Plot: What’s it about?
The Way We Werehas always been a film I’m aware of, but never sat down to watch. The film’s 50th anniversary is here, so what better time than now to watch it? Ultimately, my review hardly matters for those who’ve seen the film and simply want it in the 4K format. Maybe you’ve just now discovered it like me, but either way, it’s a widely known film amongst its target audience. I don’t see myself revisiting it, but to each their own as I say. Having this now on the 4K format with two cuts of the film is certainly enticing for fans as well.
The film spans about 15 years from the late 1930’s to the early 1950’s. Politics plays a big part here, but it’s also the relationship between Katie Morosky (Barabara Streisand) and Hubbell Gardiner (Robert Redford). She works as a radio broadcaster, and she meets Hubbell who is a sailor. The two of them shared a class together in college, and it’s clear that they will have more than a few moments together. The film jumps back and forth with its timeline and shows us the earlier days between these two characters before returning to the present time. Since the present time is set during World War II, this plays into a lot of the feelings that the film evokes from its characters. Katie is clearly the more outspoken of the two, whereas Hubbell is more laidback and doesn’t seem too bothered by anything. And so, the film goes about, following these two people who clearly don’t belong together, but continually put themselves in one another’s presence. I will admit that in some way I couldn’t help but wonder what Katie would say or do next. Even if that meant me not being particularly comfortable with the way she acts. I’m sure we’ve all met someone like her to at least some extent in our lives. I often try to avoid people who are rather extreme in their personalities whether I agree with their stance or not. But Streisand at least commands this performance, as does Redford even if he is the less flashy of the two.

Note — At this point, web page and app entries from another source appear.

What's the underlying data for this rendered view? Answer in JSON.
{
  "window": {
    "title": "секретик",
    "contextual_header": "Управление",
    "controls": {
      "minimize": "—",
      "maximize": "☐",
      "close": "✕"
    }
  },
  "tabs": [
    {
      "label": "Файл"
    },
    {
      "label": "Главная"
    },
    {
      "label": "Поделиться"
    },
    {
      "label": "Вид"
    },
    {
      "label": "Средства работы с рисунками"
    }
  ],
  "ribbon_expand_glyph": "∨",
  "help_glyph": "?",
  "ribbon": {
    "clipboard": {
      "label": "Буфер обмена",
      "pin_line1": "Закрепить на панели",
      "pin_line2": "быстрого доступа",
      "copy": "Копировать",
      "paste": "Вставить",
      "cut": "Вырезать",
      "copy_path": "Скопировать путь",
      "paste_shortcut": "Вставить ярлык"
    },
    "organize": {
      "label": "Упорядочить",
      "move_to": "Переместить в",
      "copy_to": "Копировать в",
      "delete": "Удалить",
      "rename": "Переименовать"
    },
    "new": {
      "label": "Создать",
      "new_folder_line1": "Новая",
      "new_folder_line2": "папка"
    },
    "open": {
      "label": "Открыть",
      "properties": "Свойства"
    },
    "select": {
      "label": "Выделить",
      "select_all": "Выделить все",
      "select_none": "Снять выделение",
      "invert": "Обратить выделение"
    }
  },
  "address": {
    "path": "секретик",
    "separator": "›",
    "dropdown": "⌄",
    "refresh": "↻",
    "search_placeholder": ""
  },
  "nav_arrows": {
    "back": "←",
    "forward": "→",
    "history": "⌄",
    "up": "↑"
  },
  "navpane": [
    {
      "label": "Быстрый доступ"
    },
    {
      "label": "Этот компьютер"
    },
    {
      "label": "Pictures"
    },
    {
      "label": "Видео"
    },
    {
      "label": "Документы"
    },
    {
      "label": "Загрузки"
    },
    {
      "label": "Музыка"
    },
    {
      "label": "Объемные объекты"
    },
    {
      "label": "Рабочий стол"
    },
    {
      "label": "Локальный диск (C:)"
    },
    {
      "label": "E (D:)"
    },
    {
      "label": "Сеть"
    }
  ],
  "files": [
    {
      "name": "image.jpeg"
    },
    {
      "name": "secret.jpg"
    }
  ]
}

By now, most people know if this film is their cup of tea or not. I for one found it just moderately engaging. The repetition began to get to me after a while. Once you realize the film’s formula you start to see it. These two people will go out, Katie will say something that makes a scene, Hubbell will try to calm her down. Rinse. Repeat. The film throws in the culture at the time with politics, but it’s very much a love story at heart, and one that started to chip away at me after a while. Certainly, these are two very talented stars, but I personally didn’t think they belonged together. While the film is dated half a century later, the very nature of politics continually dividing us is certainly still a thing. It’s just that as an almost 2-hour film I had enough long before the closing credits.
Video: How’s it look?
The new 4K transfer looked quite nice to my eyes. I know some harsher critics look for things more than I do, but the image seemed natural and free of too much tampering. This viewing did mark the first time I viewed the film, so I can’t say of it is true to the intended look. What I can say is that it remained pleasing and full of little details that were easy on the eyes. The image is 2.39:1 and displays the decades in which it is set with nice detail.
Audio: How’s it sound?
The DTS HD track is good for what it must work with. This is a “talky”, dialogue driven film, but it is presented with the expected clarity that makes it a worthwhile one. The rear channels came into play when needed.
Supplements: What are the extras?
- Extended Cut – For the first time, an extended 123-Minute Cut is presented here. We also get the theatrical version as well.
- Audio Commentary – Note: The commentary is on the theatrical cut only. Recorded in 1999, The late Sydney Pollack has a lot to say in his reflection on the making of the film. It’s a good listen for casual viewers and fans alike.
- Looking Back: Making Of Documentary – In this 62-minute program, we hear many good notes, even though Redford is oddly missing here. Most interesting here is the inclusion of deleted scenes. I always like to see things like this, so having them here is a great bonus even though it would’ve been nice to have them in their own deleted scenes section.
- Theatrical Trailer
The Bottom Line
Certainly, a film like this has an already established fan base. I certainly didn’t despise it, but I found the characters irritating (especially the Streisand character) and clearly not made for one another. There’s also too much repetition for my liking. With all, this is a great set. Having the extended cut is a big bonus as well as some great legacy features. A new retrospective would’ve been welcome, but what we get is good enough. Recommended for the fans.